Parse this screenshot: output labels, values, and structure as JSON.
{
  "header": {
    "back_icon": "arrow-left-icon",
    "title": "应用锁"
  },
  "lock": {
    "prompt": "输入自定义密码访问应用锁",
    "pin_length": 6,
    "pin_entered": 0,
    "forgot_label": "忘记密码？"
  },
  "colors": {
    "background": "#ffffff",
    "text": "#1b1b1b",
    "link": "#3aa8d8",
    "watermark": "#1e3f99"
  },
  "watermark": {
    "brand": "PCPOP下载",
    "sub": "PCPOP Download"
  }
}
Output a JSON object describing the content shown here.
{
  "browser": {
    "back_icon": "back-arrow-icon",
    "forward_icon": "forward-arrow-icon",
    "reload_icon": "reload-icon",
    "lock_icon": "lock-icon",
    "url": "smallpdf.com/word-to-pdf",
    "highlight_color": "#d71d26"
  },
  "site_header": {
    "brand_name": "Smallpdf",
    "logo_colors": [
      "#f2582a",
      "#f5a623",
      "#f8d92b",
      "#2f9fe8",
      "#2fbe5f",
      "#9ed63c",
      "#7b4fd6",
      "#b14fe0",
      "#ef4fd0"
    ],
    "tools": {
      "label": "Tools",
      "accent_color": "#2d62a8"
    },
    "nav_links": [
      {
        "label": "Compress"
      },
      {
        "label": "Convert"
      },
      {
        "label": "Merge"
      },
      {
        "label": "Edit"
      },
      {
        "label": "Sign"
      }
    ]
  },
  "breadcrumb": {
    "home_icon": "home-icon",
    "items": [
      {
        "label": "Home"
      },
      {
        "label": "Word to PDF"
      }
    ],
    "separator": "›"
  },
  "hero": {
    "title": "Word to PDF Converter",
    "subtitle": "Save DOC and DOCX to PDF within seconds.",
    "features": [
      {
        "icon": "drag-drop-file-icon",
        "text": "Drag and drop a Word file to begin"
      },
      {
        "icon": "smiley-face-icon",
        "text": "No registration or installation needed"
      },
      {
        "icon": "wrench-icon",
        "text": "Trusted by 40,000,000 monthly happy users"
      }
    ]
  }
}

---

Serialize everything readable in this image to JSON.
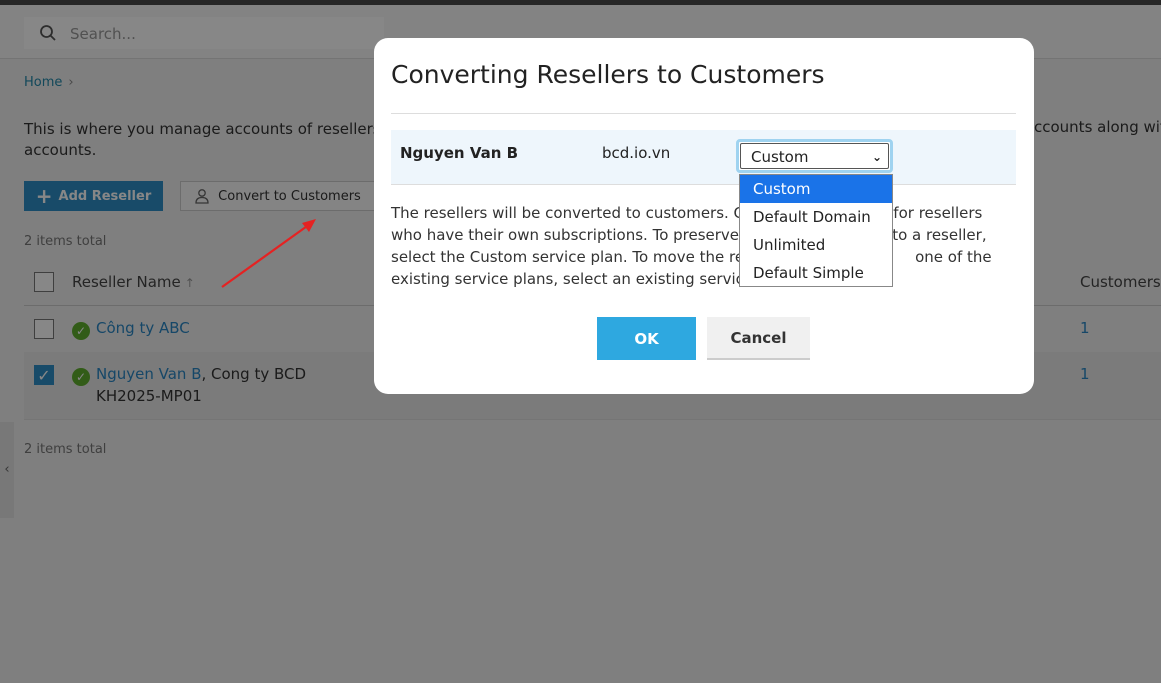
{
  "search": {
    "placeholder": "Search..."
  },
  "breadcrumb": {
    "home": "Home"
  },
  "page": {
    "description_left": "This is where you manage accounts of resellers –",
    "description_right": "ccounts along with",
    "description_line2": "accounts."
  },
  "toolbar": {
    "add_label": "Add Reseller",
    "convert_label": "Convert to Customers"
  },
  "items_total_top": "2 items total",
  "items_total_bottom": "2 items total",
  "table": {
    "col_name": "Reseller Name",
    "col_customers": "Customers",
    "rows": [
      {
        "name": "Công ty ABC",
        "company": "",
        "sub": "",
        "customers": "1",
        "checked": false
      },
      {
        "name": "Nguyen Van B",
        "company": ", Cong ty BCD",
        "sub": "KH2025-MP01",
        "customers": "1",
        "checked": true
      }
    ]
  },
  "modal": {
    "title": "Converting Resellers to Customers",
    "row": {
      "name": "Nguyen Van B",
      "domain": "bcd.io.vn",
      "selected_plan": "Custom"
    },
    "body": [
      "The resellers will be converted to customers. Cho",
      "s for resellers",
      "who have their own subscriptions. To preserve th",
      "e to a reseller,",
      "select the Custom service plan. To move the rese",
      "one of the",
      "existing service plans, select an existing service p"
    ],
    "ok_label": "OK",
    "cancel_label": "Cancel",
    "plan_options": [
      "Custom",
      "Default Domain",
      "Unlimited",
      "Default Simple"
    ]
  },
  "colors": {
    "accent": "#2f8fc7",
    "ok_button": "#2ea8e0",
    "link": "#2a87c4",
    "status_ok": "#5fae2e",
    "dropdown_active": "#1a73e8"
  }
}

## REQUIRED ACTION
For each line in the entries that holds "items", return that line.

## WRITTEN REPLY
    "items": [
  "items_total_top": "2 items total",
  "items_total_bottom": "2 items total",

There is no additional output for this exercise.